- [Try it]: Search the data below for the string "true" and copy all lines where it shows up.

- [Provided records]:
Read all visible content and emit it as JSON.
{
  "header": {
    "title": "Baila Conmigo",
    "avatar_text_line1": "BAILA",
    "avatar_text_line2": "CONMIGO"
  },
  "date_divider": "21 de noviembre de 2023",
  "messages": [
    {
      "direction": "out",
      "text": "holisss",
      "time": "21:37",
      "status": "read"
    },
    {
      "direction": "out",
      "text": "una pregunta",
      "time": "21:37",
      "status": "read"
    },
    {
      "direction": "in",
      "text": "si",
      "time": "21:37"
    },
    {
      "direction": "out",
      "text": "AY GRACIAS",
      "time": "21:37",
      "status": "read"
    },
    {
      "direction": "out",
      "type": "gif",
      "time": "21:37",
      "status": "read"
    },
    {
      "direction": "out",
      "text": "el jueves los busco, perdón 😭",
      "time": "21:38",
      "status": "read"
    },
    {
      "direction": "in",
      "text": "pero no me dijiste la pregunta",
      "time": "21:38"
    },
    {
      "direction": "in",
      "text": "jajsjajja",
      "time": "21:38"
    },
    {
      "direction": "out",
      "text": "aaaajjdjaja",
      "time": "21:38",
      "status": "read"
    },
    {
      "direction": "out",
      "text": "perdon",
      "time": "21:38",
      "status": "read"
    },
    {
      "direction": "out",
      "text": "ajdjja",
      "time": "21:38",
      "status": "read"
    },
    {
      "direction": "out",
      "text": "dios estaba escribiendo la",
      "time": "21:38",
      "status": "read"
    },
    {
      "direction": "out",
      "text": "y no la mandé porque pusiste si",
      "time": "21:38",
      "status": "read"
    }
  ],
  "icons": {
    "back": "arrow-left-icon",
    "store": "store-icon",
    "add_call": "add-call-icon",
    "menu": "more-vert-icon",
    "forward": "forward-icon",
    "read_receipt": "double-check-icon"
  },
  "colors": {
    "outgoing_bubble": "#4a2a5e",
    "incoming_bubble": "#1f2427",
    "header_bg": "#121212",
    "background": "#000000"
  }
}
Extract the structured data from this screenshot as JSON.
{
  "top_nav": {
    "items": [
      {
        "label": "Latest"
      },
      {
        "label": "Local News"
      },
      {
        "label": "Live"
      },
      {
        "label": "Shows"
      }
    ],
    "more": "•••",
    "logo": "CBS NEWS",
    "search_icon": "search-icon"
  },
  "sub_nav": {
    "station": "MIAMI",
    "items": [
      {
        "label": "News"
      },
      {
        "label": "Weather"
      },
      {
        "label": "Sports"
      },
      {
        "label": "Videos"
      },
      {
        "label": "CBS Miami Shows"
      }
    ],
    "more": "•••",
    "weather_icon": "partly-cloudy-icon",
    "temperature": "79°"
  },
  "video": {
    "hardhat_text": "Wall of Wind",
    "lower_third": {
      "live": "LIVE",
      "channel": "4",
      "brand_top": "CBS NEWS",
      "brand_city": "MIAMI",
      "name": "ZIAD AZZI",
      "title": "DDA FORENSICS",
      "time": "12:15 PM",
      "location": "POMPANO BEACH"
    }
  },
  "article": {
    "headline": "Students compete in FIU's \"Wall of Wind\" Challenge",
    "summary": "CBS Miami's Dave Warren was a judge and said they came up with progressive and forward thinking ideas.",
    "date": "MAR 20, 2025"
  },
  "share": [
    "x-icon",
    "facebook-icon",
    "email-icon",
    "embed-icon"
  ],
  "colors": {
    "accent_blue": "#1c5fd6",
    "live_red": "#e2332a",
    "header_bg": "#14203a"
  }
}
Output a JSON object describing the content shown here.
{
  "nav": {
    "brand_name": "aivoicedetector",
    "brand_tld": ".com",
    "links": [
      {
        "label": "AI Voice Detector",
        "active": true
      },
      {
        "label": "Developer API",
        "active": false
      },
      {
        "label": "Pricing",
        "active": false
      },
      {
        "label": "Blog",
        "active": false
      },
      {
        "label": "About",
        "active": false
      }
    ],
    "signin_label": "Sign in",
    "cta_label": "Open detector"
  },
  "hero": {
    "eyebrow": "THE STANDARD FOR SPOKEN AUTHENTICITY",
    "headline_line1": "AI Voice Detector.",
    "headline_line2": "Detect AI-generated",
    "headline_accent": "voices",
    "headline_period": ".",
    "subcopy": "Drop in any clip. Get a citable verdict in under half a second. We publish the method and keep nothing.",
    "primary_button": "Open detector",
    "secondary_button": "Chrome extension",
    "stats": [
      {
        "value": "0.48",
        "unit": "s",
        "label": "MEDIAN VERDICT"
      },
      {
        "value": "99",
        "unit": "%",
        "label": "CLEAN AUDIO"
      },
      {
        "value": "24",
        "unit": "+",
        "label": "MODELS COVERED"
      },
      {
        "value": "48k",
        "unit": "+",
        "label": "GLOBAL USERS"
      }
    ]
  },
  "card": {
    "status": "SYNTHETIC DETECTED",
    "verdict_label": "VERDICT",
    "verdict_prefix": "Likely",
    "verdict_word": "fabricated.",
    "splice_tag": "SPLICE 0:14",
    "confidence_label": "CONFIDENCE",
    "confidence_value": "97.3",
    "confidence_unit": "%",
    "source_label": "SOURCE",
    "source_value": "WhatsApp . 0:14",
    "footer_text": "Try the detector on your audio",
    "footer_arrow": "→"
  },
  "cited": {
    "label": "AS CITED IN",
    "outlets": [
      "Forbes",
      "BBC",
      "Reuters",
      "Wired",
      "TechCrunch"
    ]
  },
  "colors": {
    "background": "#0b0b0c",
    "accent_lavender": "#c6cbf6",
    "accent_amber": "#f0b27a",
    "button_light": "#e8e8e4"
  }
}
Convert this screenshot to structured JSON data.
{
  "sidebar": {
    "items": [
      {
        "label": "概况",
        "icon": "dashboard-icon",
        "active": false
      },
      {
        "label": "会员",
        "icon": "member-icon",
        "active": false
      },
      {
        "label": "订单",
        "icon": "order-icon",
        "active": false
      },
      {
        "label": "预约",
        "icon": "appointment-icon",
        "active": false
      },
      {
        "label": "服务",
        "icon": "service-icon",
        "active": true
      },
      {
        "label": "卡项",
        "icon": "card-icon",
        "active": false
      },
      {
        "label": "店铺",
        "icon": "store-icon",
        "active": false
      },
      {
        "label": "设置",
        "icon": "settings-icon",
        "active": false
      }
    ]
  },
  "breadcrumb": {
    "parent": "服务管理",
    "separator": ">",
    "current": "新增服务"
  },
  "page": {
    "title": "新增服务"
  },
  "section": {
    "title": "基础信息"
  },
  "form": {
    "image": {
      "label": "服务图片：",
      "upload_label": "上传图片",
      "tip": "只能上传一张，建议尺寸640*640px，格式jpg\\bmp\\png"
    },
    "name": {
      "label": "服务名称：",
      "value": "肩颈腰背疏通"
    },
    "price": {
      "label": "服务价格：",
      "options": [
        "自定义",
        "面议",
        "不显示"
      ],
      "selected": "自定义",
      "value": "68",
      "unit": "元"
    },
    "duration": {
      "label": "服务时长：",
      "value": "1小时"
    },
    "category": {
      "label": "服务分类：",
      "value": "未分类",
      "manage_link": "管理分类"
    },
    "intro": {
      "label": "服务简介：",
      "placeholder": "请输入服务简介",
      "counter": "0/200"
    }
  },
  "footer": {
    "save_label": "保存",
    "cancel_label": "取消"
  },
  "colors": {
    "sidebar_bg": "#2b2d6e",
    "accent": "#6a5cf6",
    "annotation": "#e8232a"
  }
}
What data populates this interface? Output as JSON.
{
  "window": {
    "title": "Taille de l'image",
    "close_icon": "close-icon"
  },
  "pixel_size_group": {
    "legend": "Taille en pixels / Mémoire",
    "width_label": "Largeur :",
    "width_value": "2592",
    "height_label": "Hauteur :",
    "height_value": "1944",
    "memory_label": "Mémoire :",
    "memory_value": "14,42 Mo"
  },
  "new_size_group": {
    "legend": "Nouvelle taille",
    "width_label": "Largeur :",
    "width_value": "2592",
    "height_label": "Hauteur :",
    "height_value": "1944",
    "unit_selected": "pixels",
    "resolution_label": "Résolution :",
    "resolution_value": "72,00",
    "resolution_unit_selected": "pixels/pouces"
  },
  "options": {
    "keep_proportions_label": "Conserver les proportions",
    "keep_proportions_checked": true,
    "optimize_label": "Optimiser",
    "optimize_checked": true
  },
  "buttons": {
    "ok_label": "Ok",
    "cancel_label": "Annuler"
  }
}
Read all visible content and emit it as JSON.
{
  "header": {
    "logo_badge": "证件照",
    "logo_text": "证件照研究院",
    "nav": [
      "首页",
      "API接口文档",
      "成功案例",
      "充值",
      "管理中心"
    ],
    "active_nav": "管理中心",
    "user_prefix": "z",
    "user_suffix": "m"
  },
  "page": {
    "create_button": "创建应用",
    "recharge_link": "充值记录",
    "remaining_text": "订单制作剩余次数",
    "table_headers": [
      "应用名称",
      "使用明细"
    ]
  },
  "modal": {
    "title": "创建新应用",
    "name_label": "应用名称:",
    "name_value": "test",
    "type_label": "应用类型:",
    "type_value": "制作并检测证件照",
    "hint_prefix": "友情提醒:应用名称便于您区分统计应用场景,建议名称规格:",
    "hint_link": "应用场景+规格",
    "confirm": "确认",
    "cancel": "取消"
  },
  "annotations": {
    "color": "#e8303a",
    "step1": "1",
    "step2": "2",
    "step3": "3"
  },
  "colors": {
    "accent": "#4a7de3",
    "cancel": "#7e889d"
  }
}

- [Answer to this exercise]:
        "active": true
        "active": true
    "keep_proportions_checked": true,
    "optimize_checked": true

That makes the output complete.